Persistent Offender Statute and Prior Crimes Dates (Part 1)

by | Aug 7, 2018 | Blog, Criminal Law, Monmouth County, New Jersey, Ocean County

On April 26, 2018, a three-judge appellate panel decided the Somerset County case of State v. Michael Clarity. The principle issue was whether defendant’s sentence to probation for a prior crime qualified as “confinement” for purposes of extended sentencing under the persistent offender statute.

Writing for the panel, Judge Fisher wrote in relevant part as follows: One avenue prescribed by N.J.S.A. 2C:44-3(a) for finding a defendant to be a persistent offender and eligible for an extended term is that the crime in question must have occurred within ten years of “the latest in time” of defendant’s prior “crimes.” As noted above, the crime charged here occurred on August 17-18, 2013; defendant’s last prior crime was committed on July 26, 2003, slightly more than ten years earlier. If the date of the crime controls – as the Legislature clearly stated – then this aspect of N.J.S.A. 2C:44-3(a) does not support the State’s position that the judge correctly imposed an extended term. Stated another way, if by referring to the prior “crime” the Legislature actually meant the prior “conviction,” the State and the trial judge would be correct. That construction however, to quote Justice Holmes, isn’t “interpretation but perversion.” Five Per Cent Discount Cases, 243 U.S. 97, 106 (1917).

The statute’s plain language is unambiguous and requires no interpretation. A “crime” occurs on the date or dates the accused acted in a manner proscribed by a criminal statute. A “conviction” happens when an accused is legally determined to have committed a crime or offense; in short, a “conviction” occurs when the criminal adjudication occurs. By phrasing the statute as it did, the Legislature must be assumed to have meant what it said; the date of the “crime” and not the date of the “conviction” is the relevant event for this aspect of the persistent-offender statute. We need not burden this opinion further with a recitation of interpretation canons to conclude that the date to which the judge was required to examine the application of N.J.S.A. 2C:44-3(a) was the July 26, 2003 Florida crime, not the May 13, 2004 Florida conviction. With the former date being more than ten years before the crimes charged here, the judge could not utilize this avenue as the path to applying the persistent-offender statute.

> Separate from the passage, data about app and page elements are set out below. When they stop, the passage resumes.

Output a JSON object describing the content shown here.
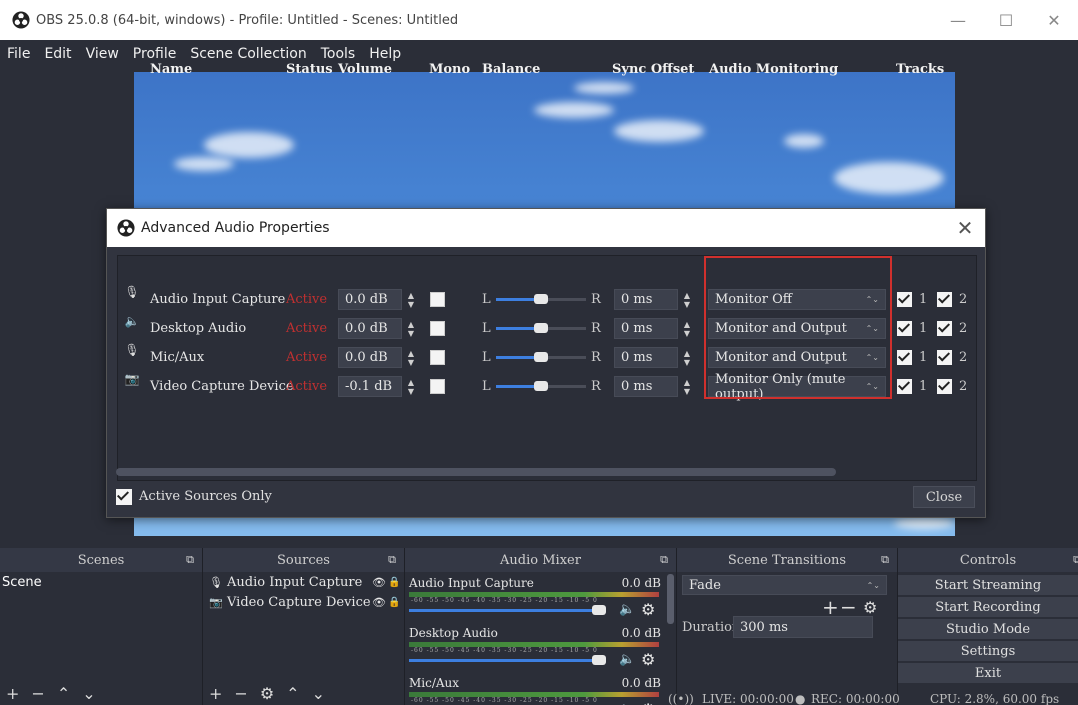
{
  "window": {
    "title": "OBS 25.0.8 (64-bit, windows) - Profile: Untitled - Scenes: Untitled",
    "minimize": "—",
    "maximize": "☐",
    "close": "✕"
  },
  "menubar": [
    "File",
    "Edit",
    "View",
    "Profile",
    "Scene Collection",
    "Tools",
    "Help"
  ],
  "dialog": {
    "title": "Advanced Audio Properties",
    "close": "✕",
    "headers": {
      "name": "Name",
      "status": "Status",
      "volume": "Volume",
      "mono": "Mono",
      "balance": "Balance",
      "sync": "Sync Offset",
      "monitoring": "Audio Monitoring",
      "tracks": "Tracks"
    },
    "balance_left": "L",
    "balance_right": "R",
    "rows": [
      {
        "icon": "microphone-icon",
        "glyph": "🎙",
        "name": "Audio Input Capture",
        "status": "Active",
        "volume": "0.0 dB",
        "mono": false,
        "balance": 0.5,
        "sync": "0 ms",
        "monitoring": "Monitor Off",
        "track1": "1",
        "track2": "2"
      },
      {
        "icon": "speaker-icon",
        "glyph": "🔈",
        "name": "Desktop Audio",
        "status": "Active",
        "volume": "0.0 dB",
        "mono": false,
        "balance": 0.5,
        "sync": "0 ms",
        "monitoring": "Monitor and Output",
        "track1": "1",
        "track2": "2"
      },
      {
        "icon": "microphone-icon",
        "glyph": "🎙",
        "name": "Mic/Aux",
        "status": "Active",
        "volume": "0.0 dB",
        "mono": false,
        "balance": 0.5,
        "sync": "0 ms",
        "monitoring": "Monitor and Output",
        "track1": "1",
        "track2": "2"
      },
      {
        "icon": "camera-icon",
        "glyph": "📷",
        "name": "Video Capture Device",
        "status": "Active",
        "volume": "-0.1 dB",
        "mono": false,
        "balance": 0.5,
        "sync": "0 ms",
        "monitoring": "Monitor Only (mute output)",
        "track1": "1",
        "track2": "2"
      }
    ],
    "active_only_label": "Active Sources Only",
    "close_button": "Close"
  },
  "docks": {
    "scenes": {
      "title": "Scenes",
      "items": [
        "Scene"
      ]
    },
    "sources": {
      "title": "Sources",
      "items": [
        {
          "glyph": "🎙",
          "name": "Audio Input Capture"
        },
        {
          "glyph": "📷",
          "name": "Video Capture Device"
        }
      ]
    },
    "mixer": {
      "title": "Audio Mixer",
      "ticks": "-60  -55  -50  -45  -40  -35  -30  -25  -20  -15  -10  -5  0",
      "channels": [
        {
          "name": "Audio Input Capture",
          "db": "0.0 dB",
          "volume": 1.0
        },
        {
          "name": "Desktop Audio",
          "db": "0.0 dB",
          "volume": 1.0
        },
        {
          "name": "Mic/Aux",
          "db": "0.0 dB",
          "volume": 1.0
        }
      ]
    },
    "transitions": {
      "title": "Scene Transitions",
      "selected": "Fade",
      "duration_label": "Duration",
      "duration_value": "300 ms"
    },
    "controls": {
      "title": "Controls",
      "buttons": [
        "Start Streaming",
        "Start Recording",
        "Studio Mode",
        "Settings",
        "Exit"
      ]
    }
  },
  "status": {
    "live": "LIVE: 00:00:00",
    "rec": "REC: 00:00:00",
    "cpu": "CPU: 2.8%, 60.00 fps"
  },
  "colors": {
    "accent": "#3d7fe0",
    "status_active": "#c03030",
    "highlight_border": "#d0302d",
    "background": "#2b2e38"
  }
}
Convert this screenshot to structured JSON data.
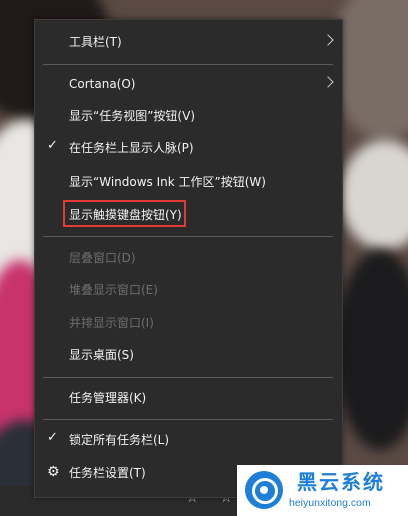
{
  "menu": {
    "items": [
      {
        "label": "工具栏(T)"
      },
      {
        "label": "Cortana(O)"
      },
      {
        "label": "显示“任务视图”按钮(V)"
      },
      {
        "label": "在任务栏上显示人脉(P)"
      },
      {
        "label": "显示“Windows Ink 工作区”按钮(W)"
      },
      {
        "label": "显示触摸键盘按钮(Y)"
      },
      {
        "label": "层叠窗口(D)"
      },
      {
        "label": "堆叠显示窗口(E)"
      },
      {
        "label": "并排显示窗口(I)"
      },
      {
        "label": "显示桌面(S)"
      },
      {
        "label": "任务管理器(K)"
      },
      {
        "label": "锁定所有任务栏(L)"
      },
      {
        "label": "任务栏设置(T)"
      }
    ]
  },
  "glyphs": {
    "check": "✓",
    "gear": "⚙",
    "star": "☆"
  },
  "watermark": {
    "title": "黑云系统",
    "url": "heiyunxitong.com"
  },
  "colors": {
    "menu_bg": "#2b2b2b",
    "highlight_border": "#e33c36",
    "watermark_blue": "#1d7fd7"
  }
}
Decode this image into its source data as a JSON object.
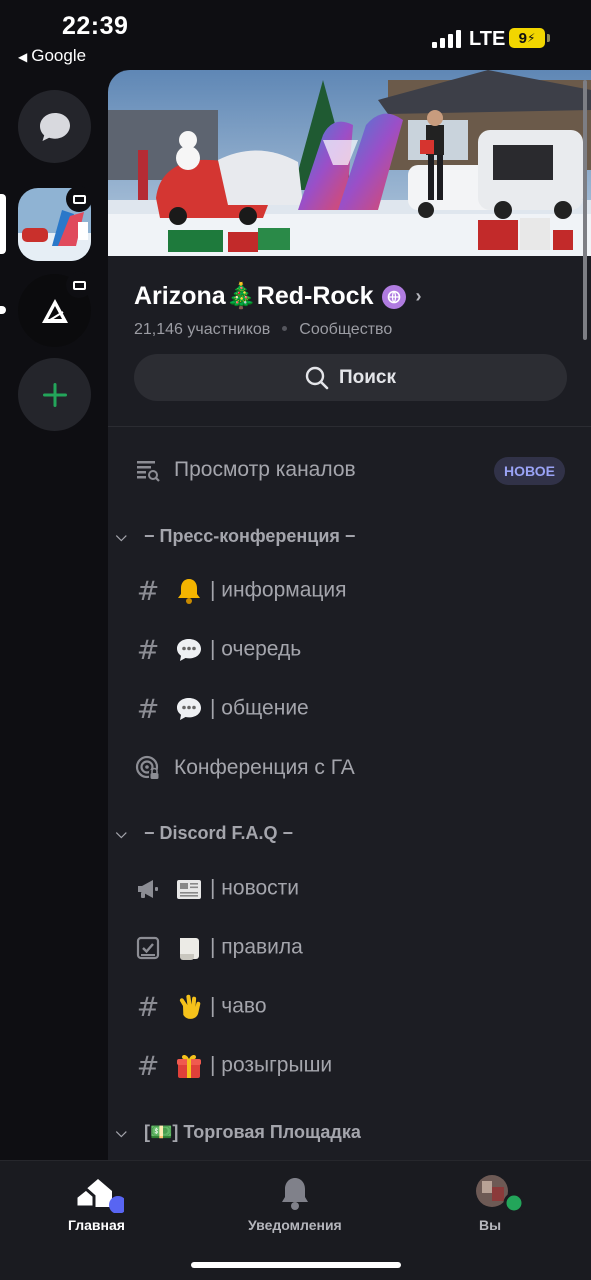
{
  "status_bar": {
    "time": "22:39",
    "back_app": "Google",
    "network": "LTE",
    "battery": "9"
  },
  "server": {
    "name": "Arizona🎄Red-Rock",
    "members": "21,146 участников",
    "type": "Сообщество",
    "search_label": "Поиск"
  },
  "browse": {
    "label": "Просмотр каналов",
    "badge": "НОВОЕ"
  },
  "categories": [
    {
      "title": "− Пресс-конференция −",
      "channels": [
        {
          "icon": "hash-icon",
          "name": "| информация"
        },
        {
          "icon": "hash-icon",
          "name": "| очередь"
        },
        {
          "icon": "hash-icon",
          "name": "| общение"
        },
        {
          "icon": "stage-icon",
          "name": "Конференция с ГА"
        }
      ]
    },
    {
      "title": "− Discord F.A.Q −",
      "channels": [
        {
          "icon": "megaphone-icon",
          "name": "| новости"
        },
        {
          "icon": "rules-icon",
          "name": "| правила"
        },
        {
          "icon": "hash-icon",
          "name": "| чаво"
        },
        {
          "icon": "hash-icon",
          "name": "| розыгрыши"
        }
      ]
    },
    {
      "title": "[💵] Торговая Площадка",
      "channels": []
    }
  ],
  "tabs": [
    {
      "label": "Главная"
    },
    {
      "label": "Уведомления"
    },
    {
      "label": "Вы"
    }
  ],
  "colors": {
    "background": "#0e0e12",
    "panel": "#1c1d23",
    "accent": "#5865f2",
    "online": "#23a55a"
  }
}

The Appellate panel reached what appeared to be an obvious conclusion based on the plain language of the persistent offender statute. Somehow, the trial court reached the opposite conclusion.